by UltraZelda64 on Fri 3rd Jul 2009 22:13 UTC in reply to "RE: How's it run?"
UltraZelda64 Member since:
2006-12-05

You want the latest and the greatest in software (KDE4) but you refuse to match it with the decent hardware (256MB RAM)? Guess you have to stick with software that matches with the capabilities of your hardware.

Dude, since when did I say I *wanted* KDE4? I still have yet to try it--even with a more powerful machine--and come away saying, "man, I like this better than KDE3..." I'm just not impressed, and still would much prefer to run KDE3. Also, not having the money for a new machine is not "refusing" to match hardware. Hardware upgrades? Hah, this thing's honestly not worth putting any more into at this point, except possibly a memory upgrade--but even those are prohibitively expensive with the current conditions. I've already fed it loads of money, and it's just getting flakier.

Edited 2009-07-03 22:18 UTC

Reply Score: 2

Wasn't there a sqlite weakness
by Ulenrich on Fri 3rd Jul 2009 08:19 UTC
Ulenrich
Member since:
2007-04-26

Wasn't there a sqlite weakness with kernel 2.6.29
That was the main reason of firefox being slower on Linux than other platforms.

Edited 2009-07-03 08:21 UTC

Reply Score: 1

RE: Wasn't there a sqlite weakness
by kaiwai on Fri 3rd Jul 2009 16:54 UTC in reply to "Wasn't there a sqlite weakness"
kaiwai Member since:
2005-07-06

Wasn't there a sqlite weakness with kernel 2.6.29
That was the main reason of firefox being slower on Linux than other platforms.


I assume you're referring to the following:

http://www.phoronix.com/scan.php?page=article&item=linux_2629_bench...

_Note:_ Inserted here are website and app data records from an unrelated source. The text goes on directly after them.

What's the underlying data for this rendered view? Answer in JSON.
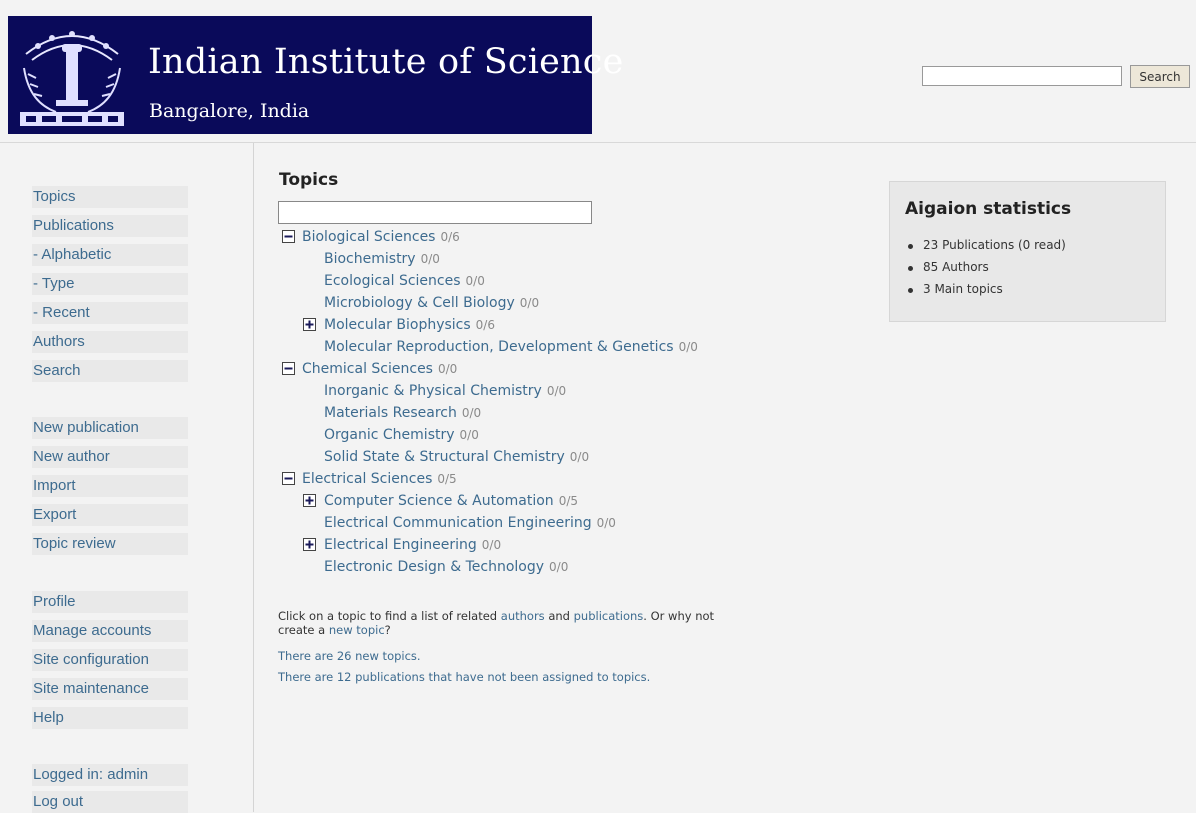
{
  "header": {
    "institute_name": "Indian Institute of Science",
    "location": "Bangalore, India",
    "search_button": "Search",
    "search_value": ""
  },
  "sidebar": {
    "items": [
      "Topics",
      "Publications",
      "- Alphabetic",
      "- Type",
      "- Recent",
      "Authors",
      "Search",
      "New publication",
      "New author",
      "Import",
      "Export",
      "Topic review",
      "Profile",
      "Manage accounts",
      "Site configuration",
      "Site maintenance",
      "Help",
      "Logged in: admin",
      "Log out"
    ]
  },
  "main": {
    "heading": "Topics",
    "filter_value": "",
    "topics": [
      {
        "name": "Biological Sciences",
        "count": "0/6",
        "expander": "collapse"
      },
      {
        "name": "Biochemistry",
        "count": "0/0",
        "expander": "none"
      },
      {
        "name": "Ecological Sciences",
        "count": "0/0",
        "expander": "none"
      },
      {
        "name": "Microbiology & Cell Biology",
        "count": "0/0",
        "expander": "none"
      },
      {
        "name": "Molecular Biophysics",
        "count": "0/6",
        "expander": "expand"
      },
      {
        "name": "Molecular Reproduction, Development & Genetics",
        "count": "0/0",
        "expander": "none"
      },
      {
        "name": "Chemical Sciences",
        "count": "0/0",
        "expander": "collapse"
      },
      {
        "name": "Inorganic & Physical Chemistry",
        "count": "0/0",
        "expander": "none"
      },
      {
        "name": "Materials Research",
        "count": "0/0",
        "expander": "none"
      },
      {
        "name": "Organic Chemistry",
        "count": "0/0",
        "expander": "none"
      },
      {
        "name": "Solid State & Structural Chemistry",
        "count": "0/0",
        "expander": "none"
      },
      {
        "name": "Electrical Sciences",
        "count": "0/5",
        "expander": "collapse"
      },
      {
        "name": "Computer Science & Automation",
        "count": "0/5",
        "expander": "expand"
      },
      {
        "name": "Electrical Communication Engineering",
        "count": "0/0",
        "expander": "none"
      },
      {
        "name": "Electrical Engineering",
        "count": "0/0",
        "expander": "expand"
      },
      {
        "name": "Electronic Design & Technology",
        "count": "0/0",
        "expander": "none"
      }
    ],
    "footer": {
      "line1_a": "Click on a topic to find a list of related",
      "authors_link": "authors",
      "and": "and",
      "publications_link": "publications",
      "line1_b": ". Or why not",
      "line2_a": "create a",
      "new_topic_link": "new topic",
      "line2_b": "?",
      "new_topics": "There are 26 new topics.",
      "unassigned": "There are 12 publications that have not been assigned to topics."
    }
  },
  "stats": {
    "title": "Aigaion statistics",
    "items": [
      "23 Publications (0 read)",
      "85 Authors",
      "3 Main topics"
    ]
  },
  "colors": {
    "header_bg": "#0a0a5a",
    "link": "#3d6b8f",
    "page_bg": "#f3f3f3"
  }
}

When it came to the SQLite performance, a serious performance regression began with the Linux 2.6.26 kernel and ended with the Linux 2.6.29 release. Normally it required 27~28 seconds to perform 12,500 database insertions using SQLite, but with the Linux 2.6.26 through 2.6.28 kernel releases it took 109 seconds! Fortunately, this regression is now fixed. This is quite important considering SQLite is used by Mozilla Firefox, Adobe, and many other desktop applications.


This performance issue doesn't impact on Linux 2.6.29 and in regards to older kernels, unless you're going to flog the system by doing 12,500 inserts you won't experience any major performance issues. For some reason I don't think the average user using Firefox will be doing 12,500 inserts.

Edited 2009-07-03 16:59 UTC

Reply Score: 2

WindowMaker
by g0nad on Sun 5th Jul 2009 07:47 UTC
g0nad
Member since:
2009-02-22

For people with limited resources I'd definately recommend WindowMaker. It's my favorite because it does what I want it to do, like sloppy focus etc

Reply Score: 1

At least they have a 64-bit version now
by riserglen on Tue 7th Jul 2009 02:28 UTC
riserglen
Member since:
2009-07-07

I've been using Slackware again since they unofficially released the 64-bit version. The performance, at least for me, has been excellent.

Reply Score: 1